- Contrary to the notion that BC LNG would be “doing the world a favor” by displacing coal use in Asia, BC LNG exports to China would increase GHG emissions over at least the next fifty years, compared to building state-of-the-art coal plants. Considered on a 100-year basis, burning imported LNG would provide only a marginal improvement compared to best technology coal.
- Chief among them are the potential for rising domestic gas prices and lowering international prices, eliminating the arbitrage needed to pay off the multi-billion dollar investments required.
- The structure of BC’s LNG Tax, recently halved, means that British Columbians, the public owners of the resource, will not see peak revenue flows until these capital investments are paid off, making them the back stoppers of these risks, as well as the recipients of the impacts on public infrastructure and the environment.
Oil and gas represent a one-time legacy that underpins virtually every aspect of modern society. Notwithstanding the desirability of replacing fossil fuels with lower emitting alternatives, it is highly likely that fossil fuels will be needed at some level for the foreseeable future. Canada and British Columbia have adopted a de facto strategy of liquidating these resources as quickly as possible in the name of the economic prospects of the government of the day. These resources are precious, non-renewable and come with collateral environmental impacts. They demand more balanced stewardship in view of the needs of future generations of Canadians.
- It is unlikely that anything close to the revenue projected by the BC government for its coffers will ever be realized.

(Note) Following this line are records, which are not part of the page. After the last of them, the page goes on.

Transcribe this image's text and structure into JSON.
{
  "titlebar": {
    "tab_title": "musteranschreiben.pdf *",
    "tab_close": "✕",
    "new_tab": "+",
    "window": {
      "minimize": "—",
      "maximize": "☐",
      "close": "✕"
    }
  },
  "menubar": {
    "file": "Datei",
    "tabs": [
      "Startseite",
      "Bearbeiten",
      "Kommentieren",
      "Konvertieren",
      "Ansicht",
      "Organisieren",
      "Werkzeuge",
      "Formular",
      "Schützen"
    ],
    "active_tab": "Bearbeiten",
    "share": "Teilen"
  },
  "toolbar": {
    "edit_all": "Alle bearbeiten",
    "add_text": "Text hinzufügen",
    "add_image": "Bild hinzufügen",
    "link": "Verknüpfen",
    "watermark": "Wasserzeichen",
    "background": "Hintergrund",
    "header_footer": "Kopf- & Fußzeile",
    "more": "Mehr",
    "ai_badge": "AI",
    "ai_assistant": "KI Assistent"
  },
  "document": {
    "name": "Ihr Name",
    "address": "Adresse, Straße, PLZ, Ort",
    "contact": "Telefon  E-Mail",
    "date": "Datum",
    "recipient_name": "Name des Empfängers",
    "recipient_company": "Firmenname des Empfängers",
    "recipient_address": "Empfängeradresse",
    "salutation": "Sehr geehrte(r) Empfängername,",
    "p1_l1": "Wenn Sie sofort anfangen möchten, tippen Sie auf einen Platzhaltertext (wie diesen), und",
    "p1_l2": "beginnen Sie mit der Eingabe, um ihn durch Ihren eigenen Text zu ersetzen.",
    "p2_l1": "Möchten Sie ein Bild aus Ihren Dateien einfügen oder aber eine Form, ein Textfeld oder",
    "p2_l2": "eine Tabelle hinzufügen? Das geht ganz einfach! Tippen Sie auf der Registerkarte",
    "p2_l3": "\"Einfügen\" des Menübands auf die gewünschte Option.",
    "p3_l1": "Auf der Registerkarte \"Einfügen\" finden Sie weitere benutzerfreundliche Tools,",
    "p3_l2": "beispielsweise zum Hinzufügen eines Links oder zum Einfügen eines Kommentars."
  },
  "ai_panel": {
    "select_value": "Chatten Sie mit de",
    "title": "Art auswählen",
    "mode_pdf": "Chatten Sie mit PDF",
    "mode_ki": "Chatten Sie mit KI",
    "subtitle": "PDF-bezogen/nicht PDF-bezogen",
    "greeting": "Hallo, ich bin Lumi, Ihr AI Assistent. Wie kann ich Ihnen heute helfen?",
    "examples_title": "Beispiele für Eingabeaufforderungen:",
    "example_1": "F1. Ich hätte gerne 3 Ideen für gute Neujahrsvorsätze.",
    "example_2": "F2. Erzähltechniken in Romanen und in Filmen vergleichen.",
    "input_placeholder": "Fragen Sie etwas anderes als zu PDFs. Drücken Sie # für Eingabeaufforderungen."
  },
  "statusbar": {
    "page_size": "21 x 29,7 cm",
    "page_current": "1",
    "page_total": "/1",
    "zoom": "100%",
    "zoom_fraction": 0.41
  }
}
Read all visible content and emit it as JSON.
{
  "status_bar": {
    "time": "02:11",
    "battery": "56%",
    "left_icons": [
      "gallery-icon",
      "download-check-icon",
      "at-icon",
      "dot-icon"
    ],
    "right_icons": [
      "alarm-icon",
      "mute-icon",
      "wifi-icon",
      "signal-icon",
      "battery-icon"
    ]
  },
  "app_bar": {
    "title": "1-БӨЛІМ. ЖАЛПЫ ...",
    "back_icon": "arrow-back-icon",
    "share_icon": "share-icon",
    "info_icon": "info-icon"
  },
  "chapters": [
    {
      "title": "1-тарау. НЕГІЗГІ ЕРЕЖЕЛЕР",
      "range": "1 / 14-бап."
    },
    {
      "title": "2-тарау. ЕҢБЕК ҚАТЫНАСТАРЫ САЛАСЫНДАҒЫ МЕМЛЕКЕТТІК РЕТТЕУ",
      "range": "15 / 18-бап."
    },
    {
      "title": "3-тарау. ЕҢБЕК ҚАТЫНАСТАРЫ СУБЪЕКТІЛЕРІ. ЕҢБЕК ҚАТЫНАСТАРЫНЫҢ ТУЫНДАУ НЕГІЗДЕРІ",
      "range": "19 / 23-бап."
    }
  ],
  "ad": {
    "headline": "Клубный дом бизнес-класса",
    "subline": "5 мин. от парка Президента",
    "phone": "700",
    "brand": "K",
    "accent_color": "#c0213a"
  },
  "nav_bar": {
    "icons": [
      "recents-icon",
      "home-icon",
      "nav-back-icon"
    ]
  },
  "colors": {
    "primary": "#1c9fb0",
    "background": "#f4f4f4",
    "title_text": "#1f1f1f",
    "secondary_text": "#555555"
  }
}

Carbon-intensive corporations and their networks of trade associations are blocking policies that aim to transition our societies into green, sustainable, low-risk economies. These polluting corporations often exert their influence behind the scenes, employing a variety of techniques, including using trade associations and think tanks as front groups; confusing the public through climate denial or advertising campaigns; making corporate political donations; as well as making use of the ‘revolving door’ between public servants and carbon-intensive corporations.Later this month, Christy Clark intends to pass legislation that will bind the hands of future government for decades with guarantees that would require taxpayers to pay damages if subsidies or production conditions are altered. No groups of manufacturers, builders or service providers in British Columbia are offered a protected and guaranteed future. Nor is any individual citizen.